    As an attorney who has worked with those accused of sexual misconduct, a licensed investigator who explores fraudulent conduct, and as a follower of Jesus who happens to attend a Baptist church, both individuals to this argument are missing the mark. Both are doing a disservice to those they are attempting to “protect.”

    Civic duty does NOT require reporting anything at all to the media. Our current media hysteria full of half-truths and outright lies surrounding the shutdown of the federal government should be a shining example of why the media is not the appropriate route to take if there is an allegation of abuse of any nature in a church. There are also no laws in my jurisdiction of which I’m aware that require me as a professional or even a mere citizen to report crimes to the media. The media is simply not the manner in which accusations should be handled. How many false accusations of what a person said have been bandied about on the airwaves and in the print media lately?

    Yet, Jesus would not approve of a church doing nothing. He counseled followers to render to Caesar that which is Caesar’s which includes following the laws of the land. Laws are in place for reporting abuse or other crimes, but again, it isn’t to be reported to the media. However, some churches may be unable or unwilling to handle an internal investigation with any degree of competence. Moreover, overzealous police can also be an issue in the arena of alleged sexual abuse especially of minors. But church officials or congregants cannot remain silent. To do so violates the Word of God in more than one way. You can’t “do unto others” by letting someone committing crimes continue to create victims. You can’t love God first and foremost with all you have and are if you are permitting someone to harm His children.

    There is a fine line to be drawn, but it doesn’t involve the media in any way, shape, or form. The media is not an appropriate outlet for resolution of anything when it comes to criminal accusations. In fact, during voir dire of a jury, the members are asked if they’ve heard anything about the particular case in the media. If they have, it’s bad news (pun intended) for both sides to an argument.

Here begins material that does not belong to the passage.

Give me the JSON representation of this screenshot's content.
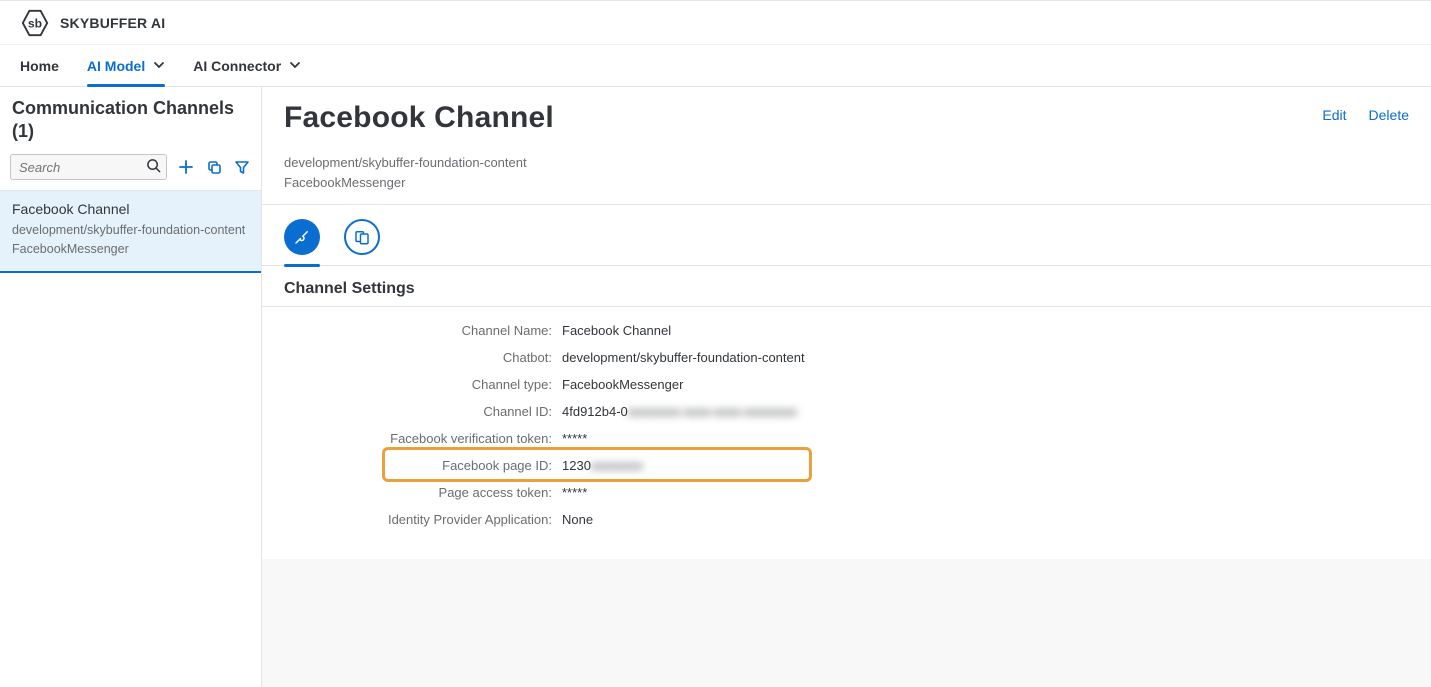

    A church should be diligent on the front end of things as well as keeping an eye out for problems. If someone is suspected, hire an independent and qualified person to investigate and then notify the appropriate authorities whether that be the social services agencies or the law enforcement agencies if the allegations are not completely unsubstantiated. Otherwise, report directly to the law enforcement officials with everything you know and let them do their jobs
  • @SNAPNetwork tweeted this page. 2013-10-18 13:25:41 -0500